*** Block opens ***
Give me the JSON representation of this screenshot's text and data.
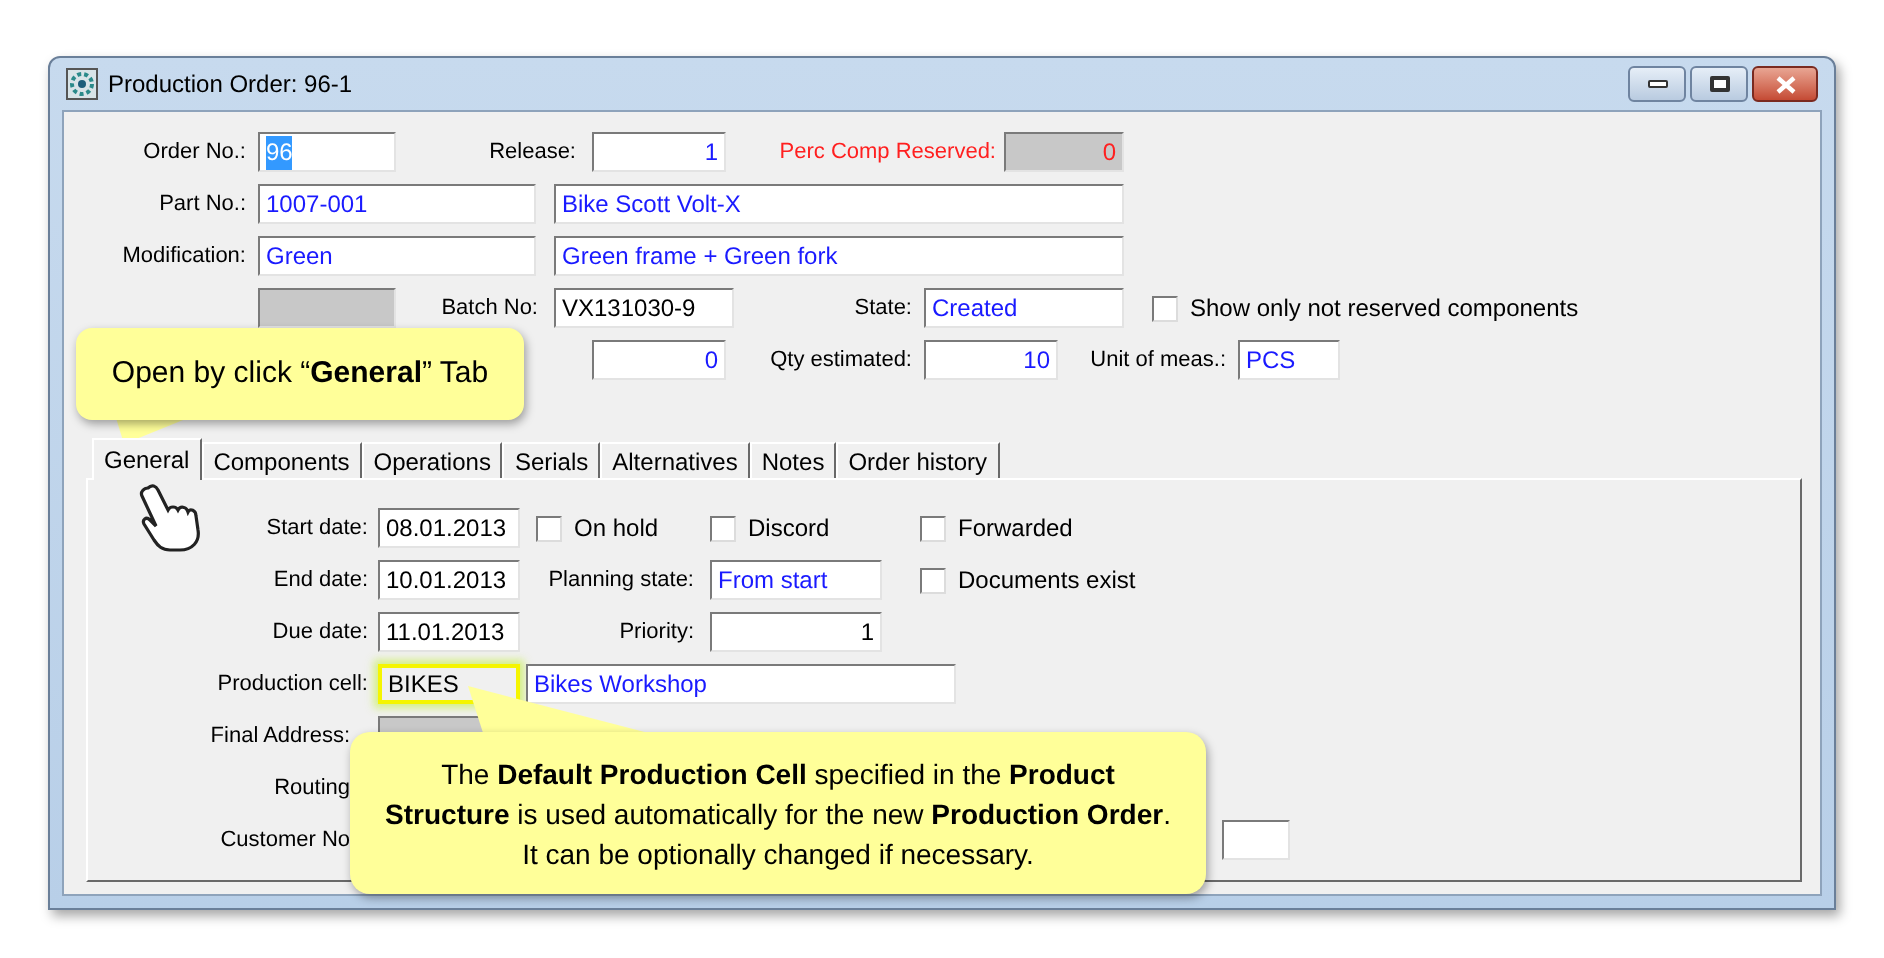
{
  "window": {
    "title": "Production Order: 96-1"
  },
  "order_no": {
    "label": "Order No.:",
    "value": "96",
    "selected": true
  },
  "release": {
    "label": "Release:",
    "value": "1"
  },
  "perc_comp_reserved": {
    "label": "Perc Comp Reserved:",
    "value": "0",
    "disabled": true
  },
  "part_no": {
    "label": "Part No.:",
    "value": "1007-001",
    "description": "Bike Scott Volt-X"
  },
  "modification": {
    "label": "Modification:",
    "value": "Green",
    "description": "Green frame + Green fork"
  },
  "version": {
    "disabled": true
  },
  "batch_no": {
    "label": "Batch No:",
    "value": "VX131030-9"
  },
  "state": {
    "label": "State:",
    "value": "Created"
  },
  "show_only_not_reserved": {
    "label": "Show only not reserved components",
    "checked": false
  },
  "qty_ready": {
    "value": "0"
  },
  "qty_estimated": {
    "label": "Qty estimated:",
    "value": "10"
  },
  "unit_of_meas": {
    "label": "Unit of meas.:",
    "value": "PCS"
  },
  "tabs": [
    {
      "label": "General",
      "selected": true
    },
    {
      "label": "Components",
      "selected": false
    },
    {
      "label": "Operations",
      "selected": false
    },
    {
      "label": "Serials",
      "selected": false
    },
    {
      "label": "Alternatives",
      "selected": false
    },
    {
      "label": "Notes",
      "selected": false
    },
    {
      "label": "Order history",
      "selected": false
    }
  ],
  "general": {
    "start_date": {
      "label": "Start date:",
      "value": "08.01.2013"
    },
    "end_date": {
      "label": "End date:",
      "value": "10.01.2013"
    },
    "due_date": {
      "label": "Due date:",
      "value": "11.01.2013"
    },
    "on_hold": {
      "label": "On hold",
      "checked": false
    },
    "discord": {
      "label": "Discord",
      "checked": false
    },
    "forwarded": {
      "label": "Forwarded",
      "checked": false
    },
    "documents_exist": {
      "label": "Documents exist",
      "checked": false
    },
    "planning_state": {
      "label": "Planning state:",
      "value": "From start"
    },
    "priority": {
      "label": "Priority:",
      "value": "1"
    },
    "production_cell": {
      "label": "Production cell:",
      "value": "BIKES",
      "highlighted": true,
      "description": "Bikes Workshop"
    },
    "final_address": {
      "label": "Final Address:"
    },
    "routing": {
      "label": "Routing"
    },
    "customer_no": {
      "label": "Customer No"
    }
  },
  "callouts": [
    {
      "text": "Open by click “**General**” Tab"
    },
    {
      "text": "The **Default Production  Cell** specified in the **Product Structure** is used automatically for the new **Production Order**. It can be optionally changed if necessary."
    }
  ]
}
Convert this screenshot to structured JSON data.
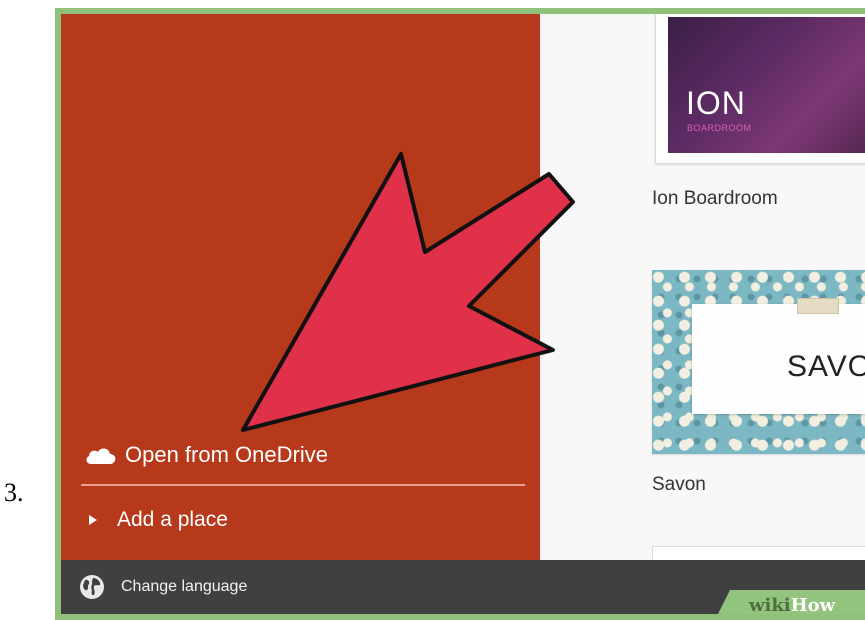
{
  "step_number": "3.",
  "sidebar": {
    "open_onedrive_label": "Open from OneDrive",
    "add_place_label": "Add a place"
  },
  "templates": [
    {
      "name": "Ion Boardroom",
      "thumb_title": "ION",
      "thumb_subtitle": "BOARDROOM"
    },
    {
      "name": "Savon",
      "thumb_title": "SAVON"
    }
  ],
  "footer": {
    "change_language_label": "Change language"
  },
  "watermark": {
    "wiki": "wiki",
    "how": "How"
  },
  "colors": {
    "sidebar_bg": "#b7391b",
    "arrow_fill": "#e0304a",
    "footer_bg": "#404040",
    "frame_green": "#8fc17a"
  },
  "icons": [
    "cloud-icon",
    "play-triangle-icon",
    "globe-icon",
    "pointer-arrow-icon"
  ]
}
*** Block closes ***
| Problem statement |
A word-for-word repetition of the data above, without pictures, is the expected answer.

| Final answer |
Give me the JSON representation of this screenshot's text and data.
{
  "window": {
    "title": "Production Order: 96-1"
  },
  "order_no": {
    "label": "Order No.:",
    "value": "96",
    "selected": true
  },
  "release": {
    "label": "Release:",
    "value": "1"
  },
  "perc_comp_reserved": {
    "label": "Perc Comp Reserved:",
    "value": "0",
    "disabled": true
  },
  "part_no": {
    "label": "Part No.:",
    "value": "1007-001",
    "description": "Bike Scott Volt-X"
  },
  "modification": {
    "label": "Modification:",
    "value": "Green",
    "description": "Green frame + Green fork"
  },
  "version": {
    "disabled": true
  },
  "batch_no": {
    "label": "Batch No:",
    "value": "VX131030-9"
  },
  "state": {
    "label": "State:",
    "value": "Created"
  },
  "show_only_not_reserved": {
    "label": "Show only not reserved components",
    "checked": false
  },
  "qty_ready": {
    "value": "0"
  },
  "qty_estimated": {
    "label": "Qty estimated:",
    "value": "10"
  },
  "unit_of_meas": {
    "label": "Unit of meas.:",
    "value": "PCS"
  },
  "tabs": [
    {
      "label": "General",
      "selected": true
    },
    {
      "label": "Components",
      "selected": false
    },
    {
      "label": "Operations",
      "selected": false
    },
    {
      "label": "Serials",
      "selected": false
    },
    {
      "label": "Alternatives",
      "selected": false
    },
    {
      "label": "Notes",
      "selected": false
    },
    {
      "label": "Order history",
      "selected": false
    }
  ],
  "general": {
    "start_date": {
      "label": "Start date:",
      "value": "08.01.2013"
    },
    "end_date": {
      "label": "End date:",
      "value": "10.01.2013"
    },
    "due_date": {
      "label": "Due date:",
      "value": "11.01.2013"
    },
    "on_hold": {
      "label": "On hold",
      "checked": false
    },
    "discord": {
      "label": "Discord",
      "checked": false
    },
    "forwarded": {
      "label": "Forwarded",
      "checked": false
    },
    "documents_exist": {
      "label": "Documents exist",
      "checked": false
    },
    "planning_state": {
      "label": "Planning state:",
      "value": "From start"
    },
    "priority": {
      "label": "Priority:",
      "value": "1"
    },
    "production_cell": {
      "label": "Production cell:",
      "value": "BIKES",
      "highlighted": true,
      "description": "Bikes Workshop"
    },
    "final_address": {
      "label": "Final Address:"
    },
    "routing": {
      "label": "Routing"
    },
    "customer_no": {
      "label": "Customer No"
    }
  },
  "callouts": [
    {
      "text": "Open by click “**General**” Tab"
    },
    {
      "text": "The **Default Production  Cell** specified in the **Product Structure** is used automatically for the new **Production Order**. It can be optionally changed if necessary."
    }
  ]
}
Convert this screenshot to structured JSON data.
{
  "step_number": "3.",
  "sidebar": {
    "open_onedrive_label": "Open from OneDrive",
    "add_place_label": "Add a place"
  },
  "templates": [
    {
      "name": "Ion Boardroom",
      "thumb_title": "ION",
      "thumb_subtitle": "BOARDROOM"
    },
    {
      "name": "Savon",
      "thumb_title": "SAVON"
    }
  ],
  "footer": {
    "change_language_label": "Change language"
  },
  "watermark": {
    "wiki": "wiki",
    "how": "How"
  },
  "colors": {
    "sidebar_bg": "#b7391b",
    "arrow_fill": "#e0304a",
    "footer_bg": "#404040",
    "frame_green": "#8fc17a"
  },
  "icons": [
    "cloud-icon",
    "play-triangle-icon",
    "globe-icon",
    "pointer-arrow-icon"
  ]
}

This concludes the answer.